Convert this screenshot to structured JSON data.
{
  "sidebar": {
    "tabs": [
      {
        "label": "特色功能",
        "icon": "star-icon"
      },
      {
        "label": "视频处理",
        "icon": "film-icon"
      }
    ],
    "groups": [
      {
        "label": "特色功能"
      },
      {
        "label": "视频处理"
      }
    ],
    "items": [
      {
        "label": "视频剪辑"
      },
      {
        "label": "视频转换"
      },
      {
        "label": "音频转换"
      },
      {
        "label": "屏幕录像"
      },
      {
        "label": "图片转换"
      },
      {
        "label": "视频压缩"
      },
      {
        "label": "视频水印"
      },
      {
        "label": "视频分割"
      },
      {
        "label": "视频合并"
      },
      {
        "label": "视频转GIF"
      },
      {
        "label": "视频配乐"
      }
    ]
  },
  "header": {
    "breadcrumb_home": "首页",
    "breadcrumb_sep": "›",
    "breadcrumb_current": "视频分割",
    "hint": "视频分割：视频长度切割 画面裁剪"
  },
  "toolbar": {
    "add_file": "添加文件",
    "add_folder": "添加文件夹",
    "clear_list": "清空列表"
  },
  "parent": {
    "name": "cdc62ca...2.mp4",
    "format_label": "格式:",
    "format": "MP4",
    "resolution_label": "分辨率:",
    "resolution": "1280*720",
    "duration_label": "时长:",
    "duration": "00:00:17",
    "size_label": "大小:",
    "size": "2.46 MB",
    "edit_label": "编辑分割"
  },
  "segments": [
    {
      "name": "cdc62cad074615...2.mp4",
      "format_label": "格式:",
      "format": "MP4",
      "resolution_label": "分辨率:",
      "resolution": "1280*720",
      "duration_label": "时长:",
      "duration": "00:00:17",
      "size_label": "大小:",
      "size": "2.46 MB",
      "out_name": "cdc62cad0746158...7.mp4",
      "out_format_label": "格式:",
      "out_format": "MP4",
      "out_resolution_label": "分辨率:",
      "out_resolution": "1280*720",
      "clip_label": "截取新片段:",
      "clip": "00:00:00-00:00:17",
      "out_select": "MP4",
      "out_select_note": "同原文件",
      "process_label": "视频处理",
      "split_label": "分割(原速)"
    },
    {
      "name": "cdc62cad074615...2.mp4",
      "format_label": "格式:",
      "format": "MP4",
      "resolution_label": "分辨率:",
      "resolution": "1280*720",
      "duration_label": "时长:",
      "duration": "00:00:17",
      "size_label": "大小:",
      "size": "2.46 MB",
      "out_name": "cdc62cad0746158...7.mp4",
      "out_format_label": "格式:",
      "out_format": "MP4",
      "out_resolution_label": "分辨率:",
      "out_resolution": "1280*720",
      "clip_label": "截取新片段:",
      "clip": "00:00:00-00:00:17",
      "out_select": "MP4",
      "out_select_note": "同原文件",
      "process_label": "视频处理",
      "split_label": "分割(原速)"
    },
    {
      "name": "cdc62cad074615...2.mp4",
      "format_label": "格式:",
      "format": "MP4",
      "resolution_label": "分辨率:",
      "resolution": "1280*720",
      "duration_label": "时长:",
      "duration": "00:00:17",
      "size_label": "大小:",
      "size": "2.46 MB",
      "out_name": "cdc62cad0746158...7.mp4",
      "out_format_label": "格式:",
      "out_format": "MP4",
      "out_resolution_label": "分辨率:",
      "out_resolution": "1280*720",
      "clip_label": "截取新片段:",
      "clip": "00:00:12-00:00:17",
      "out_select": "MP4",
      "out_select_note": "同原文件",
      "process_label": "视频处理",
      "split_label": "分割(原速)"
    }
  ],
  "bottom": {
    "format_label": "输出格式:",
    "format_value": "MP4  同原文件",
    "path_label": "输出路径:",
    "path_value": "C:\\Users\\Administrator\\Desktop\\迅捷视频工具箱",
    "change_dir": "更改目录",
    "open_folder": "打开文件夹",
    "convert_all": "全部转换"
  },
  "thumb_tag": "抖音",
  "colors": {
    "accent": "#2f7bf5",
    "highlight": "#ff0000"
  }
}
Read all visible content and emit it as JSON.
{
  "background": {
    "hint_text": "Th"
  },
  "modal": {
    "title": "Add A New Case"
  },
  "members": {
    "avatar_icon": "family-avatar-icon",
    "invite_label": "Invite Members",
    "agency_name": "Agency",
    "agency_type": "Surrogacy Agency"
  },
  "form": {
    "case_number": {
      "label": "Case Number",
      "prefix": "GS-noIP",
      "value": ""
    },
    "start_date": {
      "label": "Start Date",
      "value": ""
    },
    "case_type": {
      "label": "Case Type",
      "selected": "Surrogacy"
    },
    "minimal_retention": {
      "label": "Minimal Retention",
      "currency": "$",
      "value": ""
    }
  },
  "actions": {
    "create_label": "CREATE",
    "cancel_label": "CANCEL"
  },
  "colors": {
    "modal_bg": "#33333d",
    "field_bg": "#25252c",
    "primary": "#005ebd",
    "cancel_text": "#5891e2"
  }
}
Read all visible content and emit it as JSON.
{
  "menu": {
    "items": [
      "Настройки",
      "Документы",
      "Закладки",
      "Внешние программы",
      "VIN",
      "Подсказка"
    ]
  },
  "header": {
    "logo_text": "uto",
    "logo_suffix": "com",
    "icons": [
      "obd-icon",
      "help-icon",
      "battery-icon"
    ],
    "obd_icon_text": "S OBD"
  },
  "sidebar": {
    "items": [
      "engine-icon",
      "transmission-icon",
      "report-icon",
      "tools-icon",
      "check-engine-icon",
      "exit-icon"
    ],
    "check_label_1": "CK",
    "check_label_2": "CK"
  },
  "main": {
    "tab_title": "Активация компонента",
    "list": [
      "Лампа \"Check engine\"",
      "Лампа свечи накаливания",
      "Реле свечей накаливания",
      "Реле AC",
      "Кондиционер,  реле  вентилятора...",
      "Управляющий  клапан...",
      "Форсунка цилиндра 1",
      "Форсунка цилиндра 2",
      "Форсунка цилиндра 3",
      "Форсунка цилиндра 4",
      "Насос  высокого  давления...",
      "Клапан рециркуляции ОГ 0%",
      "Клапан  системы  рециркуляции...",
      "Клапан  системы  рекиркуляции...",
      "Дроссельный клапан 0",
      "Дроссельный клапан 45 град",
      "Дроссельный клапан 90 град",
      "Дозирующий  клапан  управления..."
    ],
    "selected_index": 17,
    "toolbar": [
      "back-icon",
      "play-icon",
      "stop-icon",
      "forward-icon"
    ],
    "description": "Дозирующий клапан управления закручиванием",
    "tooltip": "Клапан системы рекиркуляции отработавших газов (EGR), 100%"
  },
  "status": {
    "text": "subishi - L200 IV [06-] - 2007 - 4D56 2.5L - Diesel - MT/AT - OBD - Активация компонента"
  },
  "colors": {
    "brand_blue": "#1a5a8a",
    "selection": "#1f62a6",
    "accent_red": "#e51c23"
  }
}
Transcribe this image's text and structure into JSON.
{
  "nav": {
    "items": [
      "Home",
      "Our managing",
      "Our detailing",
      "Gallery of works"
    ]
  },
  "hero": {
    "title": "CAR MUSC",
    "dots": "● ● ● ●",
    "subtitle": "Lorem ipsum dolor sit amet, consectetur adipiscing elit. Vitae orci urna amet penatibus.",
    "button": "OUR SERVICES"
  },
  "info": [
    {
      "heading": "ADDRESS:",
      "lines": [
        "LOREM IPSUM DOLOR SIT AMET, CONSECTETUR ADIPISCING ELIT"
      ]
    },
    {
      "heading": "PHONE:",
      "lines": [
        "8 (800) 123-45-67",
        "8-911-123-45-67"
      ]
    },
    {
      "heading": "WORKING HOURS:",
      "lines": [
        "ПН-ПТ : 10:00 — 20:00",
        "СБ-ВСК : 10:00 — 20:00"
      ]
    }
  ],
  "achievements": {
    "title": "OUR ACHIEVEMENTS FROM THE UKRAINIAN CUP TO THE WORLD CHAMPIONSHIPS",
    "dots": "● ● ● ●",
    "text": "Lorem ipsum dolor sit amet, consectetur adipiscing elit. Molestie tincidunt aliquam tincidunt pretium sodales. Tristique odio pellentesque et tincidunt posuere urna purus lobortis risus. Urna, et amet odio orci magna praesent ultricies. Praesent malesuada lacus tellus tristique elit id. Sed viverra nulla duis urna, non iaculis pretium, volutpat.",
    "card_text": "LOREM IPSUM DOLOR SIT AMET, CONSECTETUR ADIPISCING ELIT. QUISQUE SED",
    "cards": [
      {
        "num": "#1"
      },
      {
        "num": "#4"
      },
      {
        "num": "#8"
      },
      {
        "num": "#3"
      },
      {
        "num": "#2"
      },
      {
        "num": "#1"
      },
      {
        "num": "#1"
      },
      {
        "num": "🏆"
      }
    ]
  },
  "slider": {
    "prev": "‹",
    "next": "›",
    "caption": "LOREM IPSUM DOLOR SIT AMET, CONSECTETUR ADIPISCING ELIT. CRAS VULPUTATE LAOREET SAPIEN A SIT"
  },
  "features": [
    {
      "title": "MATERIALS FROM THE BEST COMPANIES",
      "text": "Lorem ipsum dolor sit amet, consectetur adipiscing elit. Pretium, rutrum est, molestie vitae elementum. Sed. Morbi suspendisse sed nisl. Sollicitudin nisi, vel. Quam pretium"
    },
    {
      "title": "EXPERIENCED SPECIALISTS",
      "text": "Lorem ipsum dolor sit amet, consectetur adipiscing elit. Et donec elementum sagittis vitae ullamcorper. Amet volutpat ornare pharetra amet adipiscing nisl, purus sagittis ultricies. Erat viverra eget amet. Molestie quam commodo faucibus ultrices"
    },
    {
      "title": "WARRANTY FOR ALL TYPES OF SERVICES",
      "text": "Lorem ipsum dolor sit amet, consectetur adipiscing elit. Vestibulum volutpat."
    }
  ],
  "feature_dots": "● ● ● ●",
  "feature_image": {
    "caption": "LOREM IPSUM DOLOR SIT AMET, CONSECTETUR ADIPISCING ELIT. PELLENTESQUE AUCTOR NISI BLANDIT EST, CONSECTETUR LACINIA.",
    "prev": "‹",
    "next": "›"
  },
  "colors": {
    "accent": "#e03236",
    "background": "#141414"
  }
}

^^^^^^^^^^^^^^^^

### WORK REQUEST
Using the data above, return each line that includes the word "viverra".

### OUTPUT BELOW
    "text": "Lorem ipsum dolor sit amet, consectetur adipiscing elit. Molestie tincidunt aliquam tincidunt pretium sodales. Tristique odio pellentesque et tincidunt posuere urna purus lobortis risus. Urna, et amet odio orci magna praesent ultricies. Praesent malesuada lacus tellus tristique elit id. Sed viverra nulla duis urna, non iaculis pretium, volutpat.",
      "text": "Lorem ipsum dolor sit amet, consectetur adipiscing elit. Et donec elementum sagittis vitae ullamcorper. Amet volutpat ornare pharetra amet adipiscing nisl, purus sagittis ultricies. Erat viverra eget amet. Molestie quam commodo faucibus ultrices"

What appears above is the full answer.